Your assignment: The only thing to send back is the number of lines below that hold the string "selection".

(Dataset rows describing interfaces)
# # # # #

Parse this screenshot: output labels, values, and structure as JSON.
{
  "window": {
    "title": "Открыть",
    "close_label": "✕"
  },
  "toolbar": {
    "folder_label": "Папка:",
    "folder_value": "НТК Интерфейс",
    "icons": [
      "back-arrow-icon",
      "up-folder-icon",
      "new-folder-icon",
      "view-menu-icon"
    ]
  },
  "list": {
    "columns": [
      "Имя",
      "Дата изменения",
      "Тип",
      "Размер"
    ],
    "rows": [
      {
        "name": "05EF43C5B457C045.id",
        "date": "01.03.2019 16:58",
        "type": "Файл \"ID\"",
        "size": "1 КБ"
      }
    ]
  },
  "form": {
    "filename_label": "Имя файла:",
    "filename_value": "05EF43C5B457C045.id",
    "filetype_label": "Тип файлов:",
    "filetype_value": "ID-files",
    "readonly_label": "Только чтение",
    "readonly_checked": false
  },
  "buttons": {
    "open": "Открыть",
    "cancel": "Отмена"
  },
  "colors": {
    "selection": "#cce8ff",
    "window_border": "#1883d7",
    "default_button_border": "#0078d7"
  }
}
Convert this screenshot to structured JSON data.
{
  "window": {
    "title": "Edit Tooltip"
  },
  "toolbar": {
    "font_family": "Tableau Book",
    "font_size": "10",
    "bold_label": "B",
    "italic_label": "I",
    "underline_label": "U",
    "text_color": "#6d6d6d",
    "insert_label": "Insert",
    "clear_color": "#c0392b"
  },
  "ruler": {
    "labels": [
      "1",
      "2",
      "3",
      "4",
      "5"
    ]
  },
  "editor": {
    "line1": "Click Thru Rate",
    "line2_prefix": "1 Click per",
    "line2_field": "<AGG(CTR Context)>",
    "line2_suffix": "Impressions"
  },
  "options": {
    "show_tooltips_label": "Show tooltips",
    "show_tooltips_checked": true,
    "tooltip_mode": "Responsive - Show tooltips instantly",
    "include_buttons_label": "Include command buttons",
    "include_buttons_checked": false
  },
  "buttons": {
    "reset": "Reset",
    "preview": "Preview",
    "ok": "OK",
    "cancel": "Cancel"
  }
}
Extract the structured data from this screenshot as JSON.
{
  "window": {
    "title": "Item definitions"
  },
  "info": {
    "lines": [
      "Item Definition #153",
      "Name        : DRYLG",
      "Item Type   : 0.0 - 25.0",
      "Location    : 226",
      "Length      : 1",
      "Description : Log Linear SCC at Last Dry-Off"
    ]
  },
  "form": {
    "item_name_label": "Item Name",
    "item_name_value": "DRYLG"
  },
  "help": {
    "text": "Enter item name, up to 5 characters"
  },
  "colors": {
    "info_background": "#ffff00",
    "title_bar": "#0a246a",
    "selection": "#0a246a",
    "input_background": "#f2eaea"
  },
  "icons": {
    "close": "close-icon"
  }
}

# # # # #

Your solution: 2